11. It was contended on behalf of the applicants that the time in this case had been fixed by the decree and therefore the Court could not vary the time as a court had no power to vary the terms of a decree except in accordance with the procedure provided for under review etc. A decree has been defined in Section 2(2) of the Code of Civil Procedure in these words :
' 'decree' means the formal expression of an adjudication which, so far as regards the Court expressing it, conclusively determines the rights of the parties with regard to all or any of the matters in controversy in the suit and may be either preliminary or final........'.
The fixation of the time was no part of the controversy between the parties nor did it determine any of the rights of the parties conclusively. Therefore, it could not justly form part of the decree as contemplated by the Code. Order 20, Rule 3 only prohibits a Court from afterwards altering or adding to a decree or a judgment except as provided by Section 152 or on review.
We are of the opinion that since the fixation of the time by the Court did not in this particular case at any rate partake of the nature of a decree, the Court's power to extend time was in no manner affected by the provisions of Order 20, Rule 3 of the Code of Civil Procedure, We may here point out that the position in a pre-emption suit is slightly different, for as we have already pointed out earlier, in a preemption suit a decree has to be made in accordance with the provisions of Order 20, Rule 14 of the Code of Civil Procedure which enjoins 011 the Court to fix a date for payment.
Reliance was placed on Dori Lal v. Mt. Jamaga, AIR 1923 Oudh 16 (E), wherein a learned single Judge held that a Court had no power to extend the time fixed by it for the deposit of money in a suit for specific performance. We regret we are unable to follow the rule of law laid down in this case because in this decision the effect of Section 35 of the Specific Relief Act had not been considered at all.
Reliance was further placed on the decision of Jagjit Singh v. Sankatha Singh : AIR1950All675 , where three learned Judges of this Court held that time fixed under the U. P. Agriculturists' Relief Act for payment of the mortgage-money could not be extended by the Court subsequently. The Bench held that Section 148 of the Code of Civil Procedure did not apply to such proceedings nor did the provisions of Order 34 apply. This decision to our mind was not at all relevant to the question which fell for our determination.

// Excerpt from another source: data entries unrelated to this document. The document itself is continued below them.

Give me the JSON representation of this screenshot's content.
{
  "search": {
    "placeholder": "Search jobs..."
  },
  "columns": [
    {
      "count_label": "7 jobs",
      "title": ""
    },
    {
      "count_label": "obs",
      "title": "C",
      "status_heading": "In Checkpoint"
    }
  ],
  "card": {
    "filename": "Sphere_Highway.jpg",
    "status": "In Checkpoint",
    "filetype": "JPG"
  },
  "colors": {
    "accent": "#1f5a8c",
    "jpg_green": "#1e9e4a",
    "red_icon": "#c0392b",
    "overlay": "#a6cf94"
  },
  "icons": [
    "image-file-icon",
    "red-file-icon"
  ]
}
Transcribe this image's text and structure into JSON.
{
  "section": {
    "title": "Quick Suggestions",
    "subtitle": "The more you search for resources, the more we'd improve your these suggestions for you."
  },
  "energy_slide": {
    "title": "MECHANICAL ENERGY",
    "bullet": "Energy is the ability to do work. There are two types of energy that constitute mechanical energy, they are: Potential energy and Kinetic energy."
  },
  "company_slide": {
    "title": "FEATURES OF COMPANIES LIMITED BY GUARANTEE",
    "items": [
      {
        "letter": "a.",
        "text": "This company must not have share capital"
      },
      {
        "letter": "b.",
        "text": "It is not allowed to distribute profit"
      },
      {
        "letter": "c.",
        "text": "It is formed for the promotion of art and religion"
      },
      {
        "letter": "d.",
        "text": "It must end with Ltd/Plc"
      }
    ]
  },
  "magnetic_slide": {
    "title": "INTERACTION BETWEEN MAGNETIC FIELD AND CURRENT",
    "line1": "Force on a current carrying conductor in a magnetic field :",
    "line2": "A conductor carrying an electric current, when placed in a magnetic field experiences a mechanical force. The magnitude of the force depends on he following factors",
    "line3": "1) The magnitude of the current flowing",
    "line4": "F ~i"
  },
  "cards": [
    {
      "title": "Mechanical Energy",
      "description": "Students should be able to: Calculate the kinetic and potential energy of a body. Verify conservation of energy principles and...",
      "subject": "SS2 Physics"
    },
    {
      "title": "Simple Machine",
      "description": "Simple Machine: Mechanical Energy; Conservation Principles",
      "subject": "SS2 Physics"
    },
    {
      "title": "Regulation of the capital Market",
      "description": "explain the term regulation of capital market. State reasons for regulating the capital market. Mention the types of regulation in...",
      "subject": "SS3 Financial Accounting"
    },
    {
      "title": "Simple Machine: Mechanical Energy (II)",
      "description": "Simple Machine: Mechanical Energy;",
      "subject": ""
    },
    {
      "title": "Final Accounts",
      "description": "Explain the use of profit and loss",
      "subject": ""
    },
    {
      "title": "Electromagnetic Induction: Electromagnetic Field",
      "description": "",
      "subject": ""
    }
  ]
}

12. The fact that an earlier execution application of the decree-holder in this case was dismissed would, in our opinion, have no effect on the determination of the question nowbefore us : this question was, as we have already pointed out, specifically left open by the learned single Judge when the execution matter came up to mis Court.
The position that obtained then was that the right of the executing Court to extend time was in controversy and not the right of the original Court that made the decree.
The decision of that execution matter cannot therefore in any manner affect the right of the trial Court, to extend the time if the trial Court's right was not otherwise taken away, which, according to our view, was not so taken away. The merits of the matter undoubtedly were such as would have led us not to exercise our revisional jurisdiction to interfere with the order of the Court below but we have gone into the matter because the question that arose for determination was an important one. We therefore dismiss this application in revision but in the circumstances of the case direct the parties to bear their own costs.